At the end of march I would be told I had to leave my university exchange where it was and not collect my tools or even have the chance to complete my first stone carving in Spain. I would be back in Australia resuming study here, like waking from a long slumber where none of the months of preparation and the relationships built dissipated within three days.
After finishing my quarantine and then further spending months not able to connect with my local friends through restrictions, I eventually resumed working on my stone carving. I reached out to stone carver Silvio Apponyi to see his workshop and hear about his career pathway. He gave me some resources and a block of limestone.
Once given this block of sandstorm I had a chance to create a meaningful physical reminder of this life changing experience. I wished to encapture this sense of joy and excitement of creation, presenting almost as a childlike raw emotion. A balloon dog to a child shares this same elicited response, becoming the perfect form to sculpt from the stone.

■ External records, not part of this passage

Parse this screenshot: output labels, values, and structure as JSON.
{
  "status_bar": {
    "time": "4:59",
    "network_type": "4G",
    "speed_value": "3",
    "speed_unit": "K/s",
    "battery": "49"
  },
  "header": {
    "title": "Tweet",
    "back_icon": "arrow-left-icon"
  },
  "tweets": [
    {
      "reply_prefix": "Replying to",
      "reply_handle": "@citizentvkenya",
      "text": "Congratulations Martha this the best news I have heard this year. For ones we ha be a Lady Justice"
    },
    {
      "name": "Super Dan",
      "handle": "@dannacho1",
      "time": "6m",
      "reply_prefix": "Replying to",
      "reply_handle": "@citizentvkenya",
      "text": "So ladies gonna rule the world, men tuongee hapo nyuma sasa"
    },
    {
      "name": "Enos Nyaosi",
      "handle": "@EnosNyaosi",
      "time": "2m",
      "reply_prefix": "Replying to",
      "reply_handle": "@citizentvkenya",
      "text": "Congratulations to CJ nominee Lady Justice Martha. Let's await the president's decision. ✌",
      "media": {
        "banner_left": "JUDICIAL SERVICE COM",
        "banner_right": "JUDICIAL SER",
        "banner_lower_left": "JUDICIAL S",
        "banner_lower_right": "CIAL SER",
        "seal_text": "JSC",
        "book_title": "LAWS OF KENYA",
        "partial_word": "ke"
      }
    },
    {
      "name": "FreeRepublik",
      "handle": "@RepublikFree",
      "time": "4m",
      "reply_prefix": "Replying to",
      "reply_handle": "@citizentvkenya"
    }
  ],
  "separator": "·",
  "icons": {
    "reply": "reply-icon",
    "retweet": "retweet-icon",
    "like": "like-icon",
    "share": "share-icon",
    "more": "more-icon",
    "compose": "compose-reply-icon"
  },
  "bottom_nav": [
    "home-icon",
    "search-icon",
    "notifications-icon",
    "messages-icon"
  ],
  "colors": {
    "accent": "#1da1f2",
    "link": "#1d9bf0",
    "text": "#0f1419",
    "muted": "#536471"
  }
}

By preserving the original block on the rear of the carving it accentuates the weightless quality to the balloon aspect of the form. The weathered surface provides a great contrast to the carved form, giving the attention to detail in the carving further merit.